Although he was born in Norwalk and operates Soundkeeper in the city, Norwalk was one of Backer’s first adversaries. In 1987, Backer — along with Kennedy and John Cronin of the Riverkeepers, as well as fisherman groups –sued numerous municipalities for Clean Water Act violations. Norwalk was the first city to settle and agreed to improve its sewer drainage treatment or face severe fines. The settlement also included an $87,000 payment to the Connecticut Coastal Fishermen’s Association. Half of that money was used to start a professional full-time protector of the Sound — and the Soundkeeper was born.
“It was so improbable,” he said. “But we captured people’s imagination.”
Backer grew up on Weed Avenue in West Norwalk when much of the surrounding property was farmland. Backer comes from a long line of farmers of a different sort. His family has been shellfishing on Long Island Sound for generations. Backer grew up in the family oyster and lobster business and eventually headed out to work the waters of Alaska and the West Coast.
He was in for a rude awakening when he returned to his beloved Long Island Sound. The water seemed much dirtier than he had remembered. Much of the water, in fact, was void of oxygen and had become toxic.
“I asked my father: ‘What is this crap in the water?’ He said: ‘Yup. That’s what it is.'” Backer recalled. ”
Not long after that Backer visited Nyack, a town on the Hudson River, to buy bait for his lobster pots.
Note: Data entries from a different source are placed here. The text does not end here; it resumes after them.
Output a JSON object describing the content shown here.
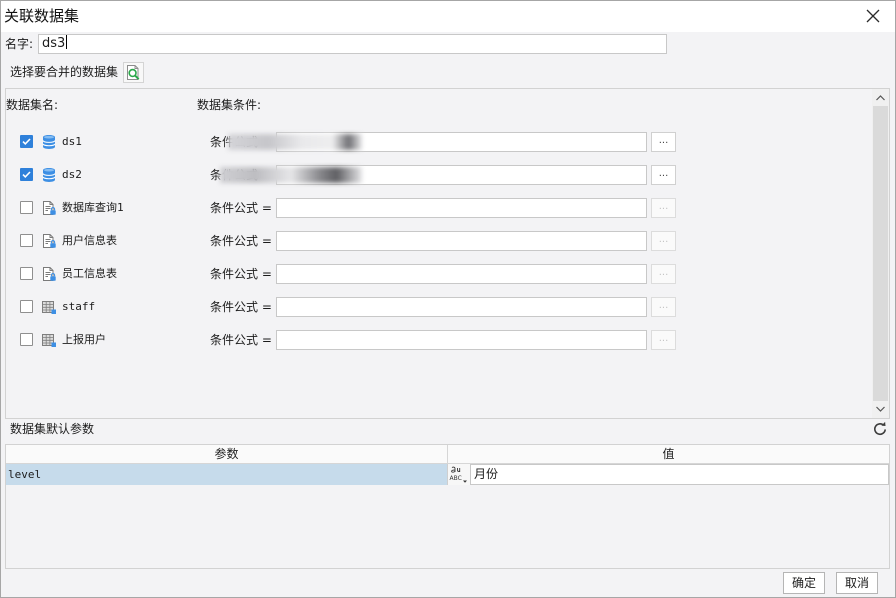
{
  "dialog": {
    "title": "关联数据集",
    "close_icon": "close-icon"
  },
  "name_field": {
    "label": "名字:",
    "value": "ds3"
  },
  "merge": {
    "label": "选择要合并的数据集",
    "button_icon": "dataset-preview-icon"
  },
  "datasets": {
    "name_header": "数据集名:",
    "condition_header": "数据集条件:",
    "rows": [
      {
        "checked": true,
        "icon": "database-icon",
        "name": "ds1",
        "condition_label": "条件公式 =",
        "condition_value": "",
        "more_label": "...",
        "more_enabled": true,
        "redacted": true
      },
      {
        "checked": true,
        "icon": "database-icon",
        "name": "ds2",
        "condition_label": "条件公式 =",
        "condition_value": "",
        "more_label": "...",
        "more_enabled": true,
        "redacted": true
      },
      {
        "checked": false,
        "icon": "server-dataset-icon",
        "name": "数据库查询1",
        "condition_label": "条件公式 =",
        "condition_value": "",
        "more_label": "...",
        "more_enabled": false,
        "redacted": false
      },
      {
        "checked": false,
        "icon": "server-dataset-icon",
        "name": "用户信息表",
        "condition_label": "条件公式 =",
        "condition_value": "",
        "more_label": "...",
        "more_enabled": false,
        "redacted": false
      },
      {
        "checked": false,
        "icon": "server-dataset-icon",
        "name": "员工信息表",
        "condition_label": "条件公式 =",
        "condition_value": "",
        "more_label": "...",
        "more_enabled": false,
        "redacted": false
      },
      {
        "checked": false,
        "icon": "table-icon",
        "name": "staff",
        "condition_label": "条件公式 =",
        "condition_value": "",
        "more_label": "...",
        "more_enabled": false,
        "redacted": false
      },
      {
        "checked": false,
        "icon": "table-icon",
        "name": "上报用户",
        "condition_label": "条件公式 =",
        "condition_value": "",
        "more_label": "...",
        "more_enabled": false,
        "redacted": false
      }
    ]
  },
  "params": {
    "title": "数据集默认参数",
    "refresh_icon": "refresh-icon",
    "header_param": "参数",
    "header_value": "值",
    "rows": [
      {
        "name": "level",
        "type_icon": "string-type-icon",
        "type_caption": "ABC",
        "value": "月份"
      }
    ]
  },
  "buttons": {
    "ok": "确定",
    "cancel": "取消"
  },
  "colors": {
    "accent": "#2e80da",
    "selected_row": "#c6dbeb",
    "title_bar": "#ffffff",
    "body": "#f3f3f5"
  }
}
He was surprised at how much cleaner the Hudson River was compared to Long Island Sound.
“It looked great because of the progress made with the Riverkeepers,” Backer said.
Kennedy added: “Two days later John Cronin and I were in Norwalk at an oysterhouse. We sued almost everyone on the coast of Connecticut, I think.” That led to the settlement with Norwalk.
Twenty-five years later, the water of Long Island Sound is much better off by most measures. Oxygen levels are higher, municipalities have better sewage treatment centers and the fisheries are rebounding – but still not where many would like to see them. Backer calls the Sound an “amazingly resilient” body of water.
“The water is definitely way better,” longtime Norwalk oysterman Norm Bloom said. “But you need to keep an eye on it. It’s an endless battle. There’s a night and day difference in the water, but everyone has to chip in and help maintain it.”
Backer continues to fight the fight. He has been embroiled in a long brawl with Northport Power Plant on Long Island. Backer says the plant’s method of drawing water from the Sound kills countless fish and small animals. He also contends the water is too warm when it is returned to the Sound.
“They are whacking the food chain pretty hard,” Backer said.
The power plants claim they have made improvements over the years.
Backer is also a Democratic state representative from Stratford, a position he has held for more than 20 years. Kennedy recalls fondly Backer’s first trip to Hartford as a legislator.
“He didn’t even own a tie and there’s a rule in the Assembly that you have to wear a tie,” Kennedy said. “He borrowed a tie and just kind of stuck it over his head.” With all the election and environmental victories Backer has enjoyed over the years, perhaps his most impressive victory was successfully battling brain cancer a few years ago. He has spoken publically to support others battling the disease.
“I get a little tired here and there, but who doesn’t?” Backer said. “As long as the good Lord gives me the will. There’s still work to do. It’s not just 25 years of what we’ve been doing, but also where we are going. I’ve been thrilled and honored to take care of something that has taken care of my family for so long.”